For next year’s Formula One season, the rules on driver’s who jump start races have been tightened. The new rules open up the possibility for penalties even if the automated detection is not triggered.
The issue with false starts and the penities that they incur first came under scrutiny at the Austrian Grand Prix back in July. The winner f the race, Valtteri Bottas, appeared to move off the start line early but received no penalty as the FIA deemed him within a reaction time to the lights changing that was not caused by an early release of the clutch. The FIA have a reaction time that is deemed humanly possible. If a driver reacts to the lights changing faster than the designated time from the FIA then it is classed as a jump-start. Bottas’ reaction time to the lights in this instance was fast, but not so fast as to be faster than the pre-decided time.

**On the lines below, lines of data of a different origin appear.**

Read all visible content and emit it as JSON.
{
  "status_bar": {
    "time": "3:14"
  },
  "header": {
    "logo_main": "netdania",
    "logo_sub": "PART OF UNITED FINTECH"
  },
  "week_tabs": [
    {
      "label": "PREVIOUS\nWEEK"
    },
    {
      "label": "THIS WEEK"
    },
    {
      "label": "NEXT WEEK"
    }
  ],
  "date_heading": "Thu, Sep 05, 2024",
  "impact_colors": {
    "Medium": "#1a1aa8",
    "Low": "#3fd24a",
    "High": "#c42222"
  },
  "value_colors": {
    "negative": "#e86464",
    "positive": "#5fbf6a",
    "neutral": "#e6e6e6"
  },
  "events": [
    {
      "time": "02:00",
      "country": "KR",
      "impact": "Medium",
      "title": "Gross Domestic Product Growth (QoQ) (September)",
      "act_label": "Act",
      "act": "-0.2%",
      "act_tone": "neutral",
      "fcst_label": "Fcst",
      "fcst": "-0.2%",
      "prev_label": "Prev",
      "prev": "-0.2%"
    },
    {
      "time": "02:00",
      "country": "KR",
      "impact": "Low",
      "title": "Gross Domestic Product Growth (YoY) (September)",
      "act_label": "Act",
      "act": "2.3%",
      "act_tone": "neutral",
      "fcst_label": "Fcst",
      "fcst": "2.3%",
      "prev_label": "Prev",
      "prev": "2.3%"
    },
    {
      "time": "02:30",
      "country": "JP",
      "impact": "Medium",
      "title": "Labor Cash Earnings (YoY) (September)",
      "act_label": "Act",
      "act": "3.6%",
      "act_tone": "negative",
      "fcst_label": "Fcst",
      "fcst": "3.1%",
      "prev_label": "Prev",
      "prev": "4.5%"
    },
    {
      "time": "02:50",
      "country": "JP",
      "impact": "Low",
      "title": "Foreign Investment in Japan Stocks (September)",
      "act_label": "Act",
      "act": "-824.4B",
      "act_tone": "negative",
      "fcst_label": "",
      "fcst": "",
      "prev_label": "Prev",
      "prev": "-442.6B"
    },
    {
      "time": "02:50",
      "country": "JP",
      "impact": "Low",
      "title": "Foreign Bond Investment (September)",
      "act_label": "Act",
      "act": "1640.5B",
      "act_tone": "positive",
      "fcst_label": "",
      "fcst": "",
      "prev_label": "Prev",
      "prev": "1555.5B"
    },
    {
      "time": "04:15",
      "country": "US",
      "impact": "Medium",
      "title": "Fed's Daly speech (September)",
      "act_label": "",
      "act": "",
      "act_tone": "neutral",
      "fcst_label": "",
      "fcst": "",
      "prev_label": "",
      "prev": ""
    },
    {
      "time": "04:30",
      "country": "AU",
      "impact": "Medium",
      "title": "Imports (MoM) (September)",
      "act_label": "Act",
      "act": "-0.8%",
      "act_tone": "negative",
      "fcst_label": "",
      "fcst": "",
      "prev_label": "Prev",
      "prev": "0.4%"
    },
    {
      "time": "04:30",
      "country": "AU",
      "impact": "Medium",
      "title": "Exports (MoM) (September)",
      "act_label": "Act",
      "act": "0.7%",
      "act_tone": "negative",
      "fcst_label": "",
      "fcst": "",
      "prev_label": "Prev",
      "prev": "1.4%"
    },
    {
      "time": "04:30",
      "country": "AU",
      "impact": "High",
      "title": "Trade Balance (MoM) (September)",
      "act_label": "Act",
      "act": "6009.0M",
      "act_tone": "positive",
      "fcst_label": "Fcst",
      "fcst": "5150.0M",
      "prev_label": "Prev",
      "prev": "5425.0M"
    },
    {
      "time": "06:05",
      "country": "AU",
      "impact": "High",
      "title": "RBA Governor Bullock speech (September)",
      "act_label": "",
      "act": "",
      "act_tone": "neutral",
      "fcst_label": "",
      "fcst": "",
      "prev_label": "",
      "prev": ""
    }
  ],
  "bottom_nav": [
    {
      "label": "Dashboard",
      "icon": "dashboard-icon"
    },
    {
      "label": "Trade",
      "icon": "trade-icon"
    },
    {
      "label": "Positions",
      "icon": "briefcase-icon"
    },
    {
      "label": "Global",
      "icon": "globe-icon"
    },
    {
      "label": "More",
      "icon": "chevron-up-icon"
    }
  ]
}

However, this explanation did not sit well with other drivers as they deemed that Bottas could not have reacted as quickly as he did without anticipating the start and releasing the clutch early. Because of this incident, the FIA has been looking into jump-starts and how to rectify penalty giving in these situations.
Sebastian Vettel’s grid positioning at the Chinese Grand Prix has forced the FIA’s hand as they have now significatly changed the wording of the rule against jump-starts in a Grand Prix. Vettel was apparently so far out of his assigned starting position on the grid that his start did not register with the FIA, meaning that if he jumped the start there was no way of detecting it.
Currently, the sporting regulations of article 36.13, in reference to jump starts, says: “either of the penalties under article 38.3c) or d) will be imposed for a false start judged using an FIA supplied transponder which must be fitted to the car as specified.” The penalties mentioned refer to a drive-through or 10 second stop/go penalty.
However, from the 2018 season onwards, the rule will be worded thus: “Either of the penalties under article 38.3c) or d) will be impposed on any driver who is judged to have: a) moved before the start signal is given, such judgement being made by an FIA approved and supplied transponder fitted to each car, or; b) positioned his car on the starting grid in such a way that the transponder is unable to detect movement at which the car first moved from its grid position after the start signal is given.”
The additional rule has clearly been added to prevent incidents like Vettel in Shanghai. Drivers will have to be careful next season to make sure their car is in the right place, or there could be more penalties given out at the start of races.